Your Guide to Carpet Tiles
Carpet tiles encourage your own imaginative designs followed by easy DIY installation.
If you’re looking to add a new area rug or runner to a room or hallway, check out carpet tiles. They’re made in lots of colors and patterns so you can create your own unique designs. Plus, installation is simple and a good DIY project. You also can install carpet tiles wall-to-wall, which is just a bit more challenging.
Carpet tiles, sometimes called carpet squares, come in modular sizes like 18" x 18" and 24" x 24" that are ideal for building geometric patterns, and many manufacturers make companion half- and quarter-size tiles so you can jazz up your design.
You can also cut tiles yourself to make curved edges and unique insets, or simply install identical carpets to make a uniformly colored and textured rug. A popular method is to install identical tiles but turn each tile at 90 degrees to its neighbors. The slight differences in the direction of the weave of each tile results in a subtle checkerboard pattern and serves to disguise seams.
Types of Carpet Tiles
Carpet tiles are made with various fibers, such as wool and nylon, and cut-pile and loop piles in various depths — just like regular carpet flooring.
The biggest difference depends on the type of backing a manufacturer puts on the bottom of the tile. There’s urethane, recycled vinyl, fiberglass, polypropylene and others. Whatever the backing, it’s important to choose carpet tiles with a manufacturer’s warranty against buckling, shrinkage and curling at the edges — the weak spot of carpet tile installation.
How To Install Carpet Tiles
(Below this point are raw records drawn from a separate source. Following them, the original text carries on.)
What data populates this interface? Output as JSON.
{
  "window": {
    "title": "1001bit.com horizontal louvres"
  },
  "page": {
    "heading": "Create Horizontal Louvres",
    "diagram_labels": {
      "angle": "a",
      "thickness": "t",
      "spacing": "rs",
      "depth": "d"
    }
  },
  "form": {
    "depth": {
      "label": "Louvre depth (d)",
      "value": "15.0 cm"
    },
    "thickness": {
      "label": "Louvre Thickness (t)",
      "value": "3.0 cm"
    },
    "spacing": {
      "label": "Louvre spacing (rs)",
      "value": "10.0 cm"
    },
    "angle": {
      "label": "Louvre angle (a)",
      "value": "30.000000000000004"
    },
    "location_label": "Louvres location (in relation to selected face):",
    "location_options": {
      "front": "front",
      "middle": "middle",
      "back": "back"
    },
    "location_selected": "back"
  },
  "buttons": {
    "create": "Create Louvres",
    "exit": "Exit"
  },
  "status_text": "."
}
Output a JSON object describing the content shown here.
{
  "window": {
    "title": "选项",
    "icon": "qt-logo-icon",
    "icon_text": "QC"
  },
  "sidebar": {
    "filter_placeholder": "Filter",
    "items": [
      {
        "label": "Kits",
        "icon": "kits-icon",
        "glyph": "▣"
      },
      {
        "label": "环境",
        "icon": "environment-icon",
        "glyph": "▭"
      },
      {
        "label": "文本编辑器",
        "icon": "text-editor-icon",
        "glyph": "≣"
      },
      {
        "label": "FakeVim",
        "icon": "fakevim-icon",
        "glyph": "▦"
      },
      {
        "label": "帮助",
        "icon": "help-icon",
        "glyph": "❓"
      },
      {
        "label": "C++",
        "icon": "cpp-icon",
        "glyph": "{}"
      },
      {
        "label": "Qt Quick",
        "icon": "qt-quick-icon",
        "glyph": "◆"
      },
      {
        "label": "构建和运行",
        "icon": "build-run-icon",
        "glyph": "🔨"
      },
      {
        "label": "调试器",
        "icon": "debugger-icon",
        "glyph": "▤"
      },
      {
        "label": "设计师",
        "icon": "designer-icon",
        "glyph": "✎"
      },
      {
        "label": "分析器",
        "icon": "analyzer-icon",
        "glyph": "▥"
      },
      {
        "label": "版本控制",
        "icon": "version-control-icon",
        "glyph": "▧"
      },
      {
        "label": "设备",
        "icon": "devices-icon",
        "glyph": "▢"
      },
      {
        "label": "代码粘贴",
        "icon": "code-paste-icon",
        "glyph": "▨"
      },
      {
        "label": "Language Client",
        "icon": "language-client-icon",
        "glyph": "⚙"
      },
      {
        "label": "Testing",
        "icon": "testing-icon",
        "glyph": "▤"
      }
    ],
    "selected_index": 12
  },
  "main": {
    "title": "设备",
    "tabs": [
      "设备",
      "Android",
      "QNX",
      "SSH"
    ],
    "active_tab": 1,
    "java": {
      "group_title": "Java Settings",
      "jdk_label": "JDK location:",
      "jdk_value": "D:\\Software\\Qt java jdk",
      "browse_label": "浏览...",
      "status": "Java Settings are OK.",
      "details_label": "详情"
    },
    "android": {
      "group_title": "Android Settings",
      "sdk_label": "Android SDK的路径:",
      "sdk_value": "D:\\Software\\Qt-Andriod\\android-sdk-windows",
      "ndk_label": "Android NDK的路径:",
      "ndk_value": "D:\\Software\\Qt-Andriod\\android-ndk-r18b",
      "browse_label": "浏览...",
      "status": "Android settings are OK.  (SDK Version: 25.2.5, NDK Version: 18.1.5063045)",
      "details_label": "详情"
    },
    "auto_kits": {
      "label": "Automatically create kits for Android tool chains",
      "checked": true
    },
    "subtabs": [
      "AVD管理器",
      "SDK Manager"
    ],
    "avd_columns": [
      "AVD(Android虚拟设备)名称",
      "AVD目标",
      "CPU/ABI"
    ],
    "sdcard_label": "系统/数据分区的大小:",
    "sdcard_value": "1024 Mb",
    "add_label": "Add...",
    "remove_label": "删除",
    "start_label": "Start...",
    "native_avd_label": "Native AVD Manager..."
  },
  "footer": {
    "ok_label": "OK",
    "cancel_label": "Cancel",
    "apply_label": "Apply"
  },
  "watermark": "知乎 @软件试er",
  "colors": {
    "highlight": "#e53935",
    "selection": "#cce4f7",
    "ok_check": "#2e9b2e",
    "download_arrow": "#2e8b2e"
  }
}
Carpet tiles are either glued down or come with some version of peel-and-stick adhesive backing. For glue-down tiles, look for the manufacturer’s recommendation for a pressure-sensitive adhesive.
Either method requires a clean, dry, hard subfloor. For below-grade basements, choose carpet tiles with a vapor barrier backing.
You can install over smooth ceramic tile that’s well-bonded and stable. Level all grout lines with a leveling compound. Glossy tiles surfaces should be sanded to ensure the tiles bond tightly.
Temperature and humidity levels are important for good adhesion. Bring the tiles into the room you’re carpeting and let them acclimate for at least 24 hours before installing. Temps should be at least 65 degrees and relative humidity between 10 percent and 65 percent.
It’s important to set tiles with edges precisely aligned — any offsets will create open seams. A good method is to use a six-foot level to help keep edges in perfect alignment, moving the level along as you work.
How to Lay Carpet Tiles Wall-to-Wall
For wall-to-wall installations, you’ll want to make sure that the edge tiles are at least a full half tile wide to help prevent edge curling.
Start by snapping diagonal chalk lines from corner to corner of your room. That’ll give you a center point of your room for both width and length. From the center point, measure to the center of each wall, and use those measurements to adjust your layout to avoid narrow partial tiles.
Next, snap lines from the center point to the middle of each wall to divide your room into quadrants. Work one quadrant at a time.